It is also supposed to be funny in all the chaos. But the jokes are either overdone or non-existent.
The screenplay travels from one uninteresting situation to another. By the end of first half, the only interesting character is sleeping on one of the benches with his face covered by a newspaper.
And Arshad Warsi! He's here and there, popping in and out of his office. A desi hip flask is his constant companion to keep away Mahima's memory.
Yes, she comes to the airport every year. He keeps thinking about her but never tells her that he loves her. Mahima's husband (Nassar Abdullah) also never tells her that he loves her. And she doesn't know that both of them love her, until that eventful day. The tale entangles and disentangles itself with such lack of finesse that it almost becomes hideous.
The stories are unconvincing; the songs jar.

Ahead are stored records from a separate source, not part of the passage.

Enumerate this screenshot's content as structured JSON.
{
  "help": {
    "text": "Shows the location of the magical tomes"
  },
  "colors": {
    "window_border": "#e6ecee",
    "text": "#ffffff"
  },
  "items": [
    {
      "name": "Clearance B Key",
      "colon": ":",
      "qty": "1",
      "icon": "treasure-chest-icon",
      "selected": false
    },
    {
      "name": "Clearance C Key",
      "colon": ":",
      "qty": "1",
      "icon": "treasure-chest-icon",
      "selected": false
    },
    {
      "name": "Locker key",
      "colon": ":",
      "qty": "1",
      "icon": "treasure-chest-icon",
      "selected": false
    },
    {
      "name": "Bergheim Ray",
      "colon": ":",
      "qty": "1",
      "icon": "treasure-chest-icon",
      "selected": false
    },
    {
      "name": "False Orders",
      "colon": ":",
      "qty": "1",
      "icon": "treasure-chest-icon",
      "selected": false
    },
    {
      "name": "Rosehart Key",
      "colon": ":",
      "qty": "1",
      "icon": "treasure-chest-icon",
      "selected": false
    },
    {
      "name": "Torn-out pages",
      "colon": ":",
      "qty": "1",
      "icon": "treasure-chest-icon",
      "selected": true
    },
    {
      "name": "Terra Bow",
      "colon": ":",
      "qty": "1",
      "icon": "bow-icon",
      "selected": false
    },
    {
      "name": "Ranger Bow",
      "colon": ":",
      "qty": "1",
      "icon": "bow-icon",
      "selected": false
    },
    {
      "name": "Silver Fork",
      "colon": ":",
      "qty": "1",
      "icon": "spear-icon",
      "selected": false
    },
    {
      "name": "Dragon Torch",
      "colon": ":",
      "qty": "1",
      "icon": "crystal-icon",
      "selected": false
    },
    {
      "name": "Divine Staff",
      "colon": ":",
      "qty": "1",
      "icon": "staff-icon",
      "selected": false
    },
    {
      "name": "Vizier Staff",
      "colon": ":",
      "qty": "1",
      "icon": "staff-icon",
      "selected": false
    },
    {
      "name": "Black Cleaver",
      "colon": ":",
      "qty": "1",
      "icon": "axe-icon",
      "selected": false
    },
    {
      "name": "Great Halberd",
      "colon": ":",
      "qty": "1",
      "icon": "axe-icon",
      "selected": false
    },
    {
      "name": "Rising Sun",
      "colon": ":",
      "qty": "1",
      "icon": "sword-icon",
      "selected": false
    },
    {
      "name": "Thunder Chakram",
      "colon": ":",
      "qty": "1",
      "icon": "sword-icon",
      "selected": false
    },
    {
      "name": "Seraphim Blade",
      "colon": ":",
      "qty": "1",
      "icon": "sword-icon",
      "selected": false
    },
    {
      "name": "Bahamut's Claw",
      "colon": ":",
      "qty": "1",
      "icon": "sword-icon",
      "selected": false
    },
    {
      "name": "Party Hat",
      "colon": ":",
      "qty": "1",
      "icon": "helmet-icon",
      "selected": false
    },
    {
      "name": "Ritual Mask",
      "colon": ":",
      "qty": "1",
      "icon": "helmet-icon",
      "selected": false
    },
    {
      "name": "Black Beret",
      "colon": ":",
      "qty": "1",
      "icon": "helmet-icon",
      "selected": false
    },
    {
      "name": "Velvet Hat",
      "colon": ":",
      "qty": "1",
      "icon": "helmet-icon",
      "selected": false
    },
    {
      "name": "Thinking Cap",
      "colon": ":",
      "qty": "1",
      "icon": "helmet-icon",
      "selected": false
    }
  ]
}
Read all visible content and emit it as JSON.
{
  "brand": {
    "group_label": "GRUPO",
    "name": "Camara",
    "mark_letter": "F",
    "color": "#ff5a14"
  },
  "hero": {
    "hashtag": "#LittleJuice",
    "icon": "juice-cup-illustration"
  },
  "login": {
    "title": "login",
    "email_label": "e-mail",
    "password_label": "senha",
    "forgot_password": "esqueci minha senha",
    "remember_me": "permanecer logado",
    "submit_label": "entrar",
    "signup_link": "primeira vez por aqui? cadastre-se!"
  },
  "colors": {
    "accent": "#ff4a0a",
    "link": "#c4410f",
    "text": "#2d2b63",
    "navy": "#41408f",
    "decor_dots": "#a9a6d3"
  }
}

Yes, this film is a journalist-turned-director's first venture, and everyone needs time to settle into their new clothes. But here, they just don't fit. Samar Khan has tried a novel idea but failed to narrate it well.
The only time the audience really started howling was when our snoozing bench-warmer woke up to be none other than Shah Rukh Khan.
Then, like a true superstar, he became the healer of all the smaller left-out problems.